Data records Block Start
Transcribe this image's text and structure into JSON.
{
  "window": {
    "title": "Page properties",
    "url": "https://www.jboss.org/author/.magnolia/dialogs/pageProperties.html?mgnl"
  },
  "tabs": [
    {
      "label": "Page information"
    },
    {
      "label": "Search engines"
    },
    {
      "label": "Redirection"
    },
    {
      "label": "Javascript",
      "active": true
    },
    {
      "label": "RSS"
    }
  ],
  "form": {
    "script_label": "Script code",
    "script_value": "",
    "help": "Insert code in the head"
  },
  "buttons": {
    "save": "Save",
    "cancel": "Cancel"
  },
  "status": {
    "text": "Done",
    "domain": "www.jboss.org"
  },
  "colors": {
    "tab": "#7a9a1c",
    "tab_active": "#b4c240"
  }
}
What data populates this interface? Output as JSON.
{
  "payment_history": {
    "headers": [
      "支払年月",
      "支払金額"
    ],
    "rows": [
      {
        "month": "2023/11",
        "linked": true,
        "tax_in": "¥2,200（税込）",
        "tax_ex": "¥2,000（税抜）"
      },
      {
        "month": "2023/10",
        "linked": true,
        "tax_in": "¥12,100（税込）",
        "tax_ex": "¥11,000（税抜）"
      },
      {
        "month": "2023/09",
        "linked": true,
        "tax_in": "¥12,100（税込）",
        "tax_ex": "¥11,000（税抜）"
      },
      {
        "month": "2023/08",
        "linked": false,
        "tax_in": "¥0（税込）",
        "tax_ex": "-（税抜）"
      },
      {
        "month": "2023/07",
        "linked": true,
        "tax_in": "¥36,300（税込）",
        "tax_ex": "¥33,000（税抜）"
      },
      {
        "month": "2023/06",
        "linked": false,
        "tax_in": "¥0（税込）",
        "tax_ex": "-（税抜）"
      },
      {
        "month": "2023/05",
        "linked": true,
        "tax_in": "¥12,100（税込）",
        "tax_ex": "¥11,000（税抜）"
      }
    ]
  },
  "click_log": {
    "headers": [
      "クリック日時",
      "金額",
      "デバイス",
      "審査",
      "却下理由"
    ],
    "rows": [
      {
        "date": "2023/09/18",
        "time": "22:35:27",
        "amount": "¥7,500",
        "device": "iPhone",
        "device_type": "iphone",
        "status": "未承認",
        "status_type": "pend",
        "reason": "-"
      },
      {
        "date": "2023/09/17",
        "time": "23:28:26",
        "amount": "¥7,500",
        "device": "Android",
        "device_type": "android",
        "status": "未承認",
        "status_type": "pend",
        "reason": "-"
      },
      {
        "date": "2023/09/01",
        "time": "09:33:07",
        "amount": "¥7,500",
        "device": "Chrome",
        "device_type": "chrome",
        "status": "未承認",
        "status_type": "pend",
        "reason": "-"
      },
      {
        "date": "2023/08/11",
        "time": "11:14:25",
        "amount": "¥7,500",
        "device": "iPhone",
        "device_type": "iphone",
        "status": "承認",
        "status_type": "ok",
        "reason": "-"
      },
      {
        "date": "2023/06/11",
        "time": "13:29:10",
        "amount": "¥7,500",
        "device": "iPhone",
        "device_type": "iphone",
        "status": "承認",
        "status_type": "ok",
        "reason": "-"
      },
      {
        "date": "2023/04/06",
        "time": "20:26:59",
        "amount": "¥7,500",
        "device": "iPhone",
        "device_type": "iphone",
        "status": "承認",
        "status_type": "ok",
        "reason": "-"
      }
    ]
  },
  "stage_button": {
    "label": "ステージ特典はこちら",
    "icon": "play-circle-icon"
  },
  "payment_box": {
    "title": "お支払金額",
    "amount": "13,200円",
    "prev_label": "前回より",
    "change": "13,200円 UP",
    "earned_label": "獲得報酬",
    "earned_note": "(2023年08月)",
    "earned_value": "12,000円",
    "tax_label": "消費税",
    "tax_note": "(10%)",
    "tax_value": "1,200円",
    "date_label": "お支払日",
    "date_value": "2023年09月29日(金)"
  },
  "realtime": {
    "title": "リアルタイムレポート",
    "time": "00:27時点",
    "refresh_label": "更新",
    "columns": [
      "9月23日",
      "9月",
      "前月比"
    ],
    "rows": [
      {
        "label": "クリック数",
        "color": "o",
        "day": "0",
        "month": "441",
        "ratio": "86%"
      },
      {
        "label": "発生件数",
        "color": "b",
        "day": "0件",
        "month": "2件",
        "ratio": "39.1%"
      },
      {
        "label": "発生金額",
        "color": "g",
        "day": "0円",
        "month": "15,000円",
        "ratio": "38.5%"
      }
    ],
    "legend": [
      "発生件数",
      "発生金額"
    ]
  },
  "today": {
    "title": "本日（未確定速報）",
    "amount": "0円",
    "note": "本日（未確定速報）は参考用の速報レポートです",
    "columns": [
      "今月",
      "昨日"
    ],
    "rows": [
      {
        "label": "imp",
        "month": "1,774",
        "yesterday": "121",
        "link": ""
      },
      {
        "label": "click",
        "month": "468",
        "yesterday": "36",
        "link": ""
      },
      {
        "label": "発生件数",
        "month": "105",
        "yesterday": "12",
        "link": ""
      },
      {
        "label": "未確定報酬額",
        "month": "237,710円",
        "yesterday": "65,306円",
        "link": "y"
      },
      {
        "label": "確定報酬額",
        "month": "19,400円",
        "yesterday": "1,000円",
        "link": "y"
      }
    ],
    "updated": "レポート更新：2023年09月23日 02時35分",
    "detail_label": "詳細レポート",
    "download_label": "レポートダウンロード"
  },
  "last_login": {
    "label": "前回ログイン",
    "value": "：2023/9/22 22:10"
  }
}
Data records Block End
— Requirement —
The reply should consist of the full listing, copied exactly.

— Task answer —
Transcribe this image's text and structure into JSON.
{
  "window": {
    "title": "Page properties",
    "url": "https://www.jboss.org/author/.magnolia/dialogs/pageProperties.html?mgnl"
  },
  "tabs": [
    {
      "label": "Page information"
    },
    {
      "label": "Search engines"
    },
    {
      "label": "Redirection"
    },
    {
      "label": "Javascript",
      "active": true
    },
    {
      "label": "RSS"
    }
  ],
  "form": {
    "script_label": "Script code",
    "script_value": "",
    "help": "Insert code in the head"
  },
  "buttons": {
    "save": "Save",
    "cancel": "Cancel"
  },
  "status": {
    "text": "Done",
    "domain": "www.jboss.org"
  },
  "colors": {
    "tab": "#7a9a1c",
    "tab_active": "#b4c240"
  }
}
What data populates this interface? Output as JSON.
{
  "payment_history": {
    "headers": [
      "支払年月",
      "支払金額"
    ],
    "rows": [
      {
        "month": "2023/11",
        "linked": true,
        "tax_in": "¥2,200（税込）",
        "tax_ex": "¥2,000（税抜）"
      },
      {
        "month": "2023/10",
        "linked": true,
        "tax_in": "¥12,100（税込）",
        "tax_ex": "¥11,000（税抜）"
      },
      {
        "month": "2023/09",
        "linked": true,
        "tax_in": "¥12,100（税込）",
        "tax_ex": "¥11,000（税抜）"
      },
      {
        "month": "2023/08",
        "linked": false,
        "tax_in": "¥0（税込）",
        "tax_ex": "-（税抜）"
      },
      {
        "month": "2023/07",
        "linked": true,
        "tax_in": "¥36,300（税込）",
        "tax_ex": "¥33,000（税抜）"
      },
      {
        "month": "2023/06",
        "linked": false,
        "tax_in": "¥0（税込）",
        "tax_ex": "-（税抜）"
      },
      {
        "month": "2023/05",
        "linked": true,
        "tax_in": "¥12,100（税込）",
        "tax_ex": "¥11,000（税抜）"
      }
    ]
  },
  "click_log": {
    "headers": [
      "クリック日時",
      "金額",
      "デバイス",
      "審査",
      "却下理由"
    ],
    "rows": [
      {
        "date": "2023/09/18",
        "time": "22:35:27",
        "amount": "¥7,500",
        "device": "iPhone",
        "device_type": "iphone",
        "status": "未承認",
        "status_type": "pend",
        "reason": "-"
      },
      {
        "date": "2023/09/17",
        "time": "23:28:26",
        "amount": "¥7,500",
        "device": "Android",
        "device_type": "android",
        "status": "未承認",
        "status_type": "pend",
        "reason": "-"
      },
      {
        "date": "2023/09/01",
        "time": "09:33:07",
        "amount": "¥7,500",
        "device": "Chrome",
        "device_type": "chrome",
        "status": "未承認",
        "status_type": "pend",
        "reason": "-"
      },
      {
        "date": "2023/08/11",
        "time": "11:14:25",
        "amount": "¥7,500",
        "device": "iPhone",
        "device_type": "iphone",
        "status": "承認",
        "status_type": "ok",
        "reason": "-"
      },
      {
        "date": "2023/06/11",
        "time": "13:29:10",
        "amount": "¥7,500",
        "device": "iPhone",
        "device_type": "iphone",
        "status": "承認",
        "status_type": "ok",
        "reason": "-"
      },
      {
        "date": "2023/04/06",
        "time": "20:26:59",
        "amount": "¥7,500",
        "device": "iPhone",
        "device_type": "iphone",
        "status": "承認",
        "status_type": "ok",
        "reason": "-"
      }
    ]
  },
  "stage_button": {
    "label": "ステージ特典はこちら",
    "icon": "play-circle-icon"
  },
  "payment_box": {
    "title": "お支払金額",
    "amount": "13,200円",
    "prev_label": "前回より",
    "change": "13,200円 UP",
    "earned_label": "獲得報酬",
    "earned_note": "(2023年08月)",
    "earned_value": "12,000円",
    "tax_label": "消費税",
    "tax_note": "(10%)",
    "tax_value": "1,200円",
    "date_label": "お支払日",
    "date_value": "2023年09月29日(金)"
  },
  "realtime": {
    "title": "リアルタイムレポート",
    "time": "00:27時点",
    "refresh_label": "更新",
    "columns": [
      "9月23日",
      "9月",
      "前月比"
    ],
    "rows": [
      {
        "label": "クリック数",
        "color": "o",
        "day": "0",
        "month": "441",
        "ratio": "86%"
      },
      {
        "label": "発生件数",
        "color": "b",
        "day": "0件",
        "month": "2件",
        "ratio": "39.1%"
      },
      {
        "label": "発生金額",
        "color": "g",
        "day": "0円",
        "month": "15,000円",
        "ratio": "38.5%"
      }
    ],
    "legend": [
      "発生件数",
      "発生金額"
    ]
  },
  "today": {
    "title": "本日（未確定速報）",
    "amount": "0円",
    "note": "本日（未確定速報）は参考用の速報レポートです",
    "columns": [
      "今月",
      "昨日"
    ],
    "rows": [
      {
        "label": "imp",
        "month": "1,774",
        "yesterday": "121",
        "link": ""
      },
      {
        "label": "click",
        "month": "468",
        "yesterday": "36",
        "link": ""
      },
      {
        "label": "発生件数",
        "month": "105",
        "yesterday": "12",
        "link": ""
      },
      {
        "label": "未確定報酬額",
        "month": "237,710円",
        "yesterday": "65,306円",
        "link": "y"
      },
      {
        "label": "確定報酬額",
        "month": "19,400円",
        "yesterday": "1,000円",
        "link": "y"
      }
    ],
    "updated": "レポート更新：2023年09月23日 02時35分",
    "detail_label": "詳細レポート",
    "download_label": "レポートダウンロード"
  },
  "last_login": {
    "label": "前回ログイン",
    "value": "：2023/9/22 22:10"
  }
}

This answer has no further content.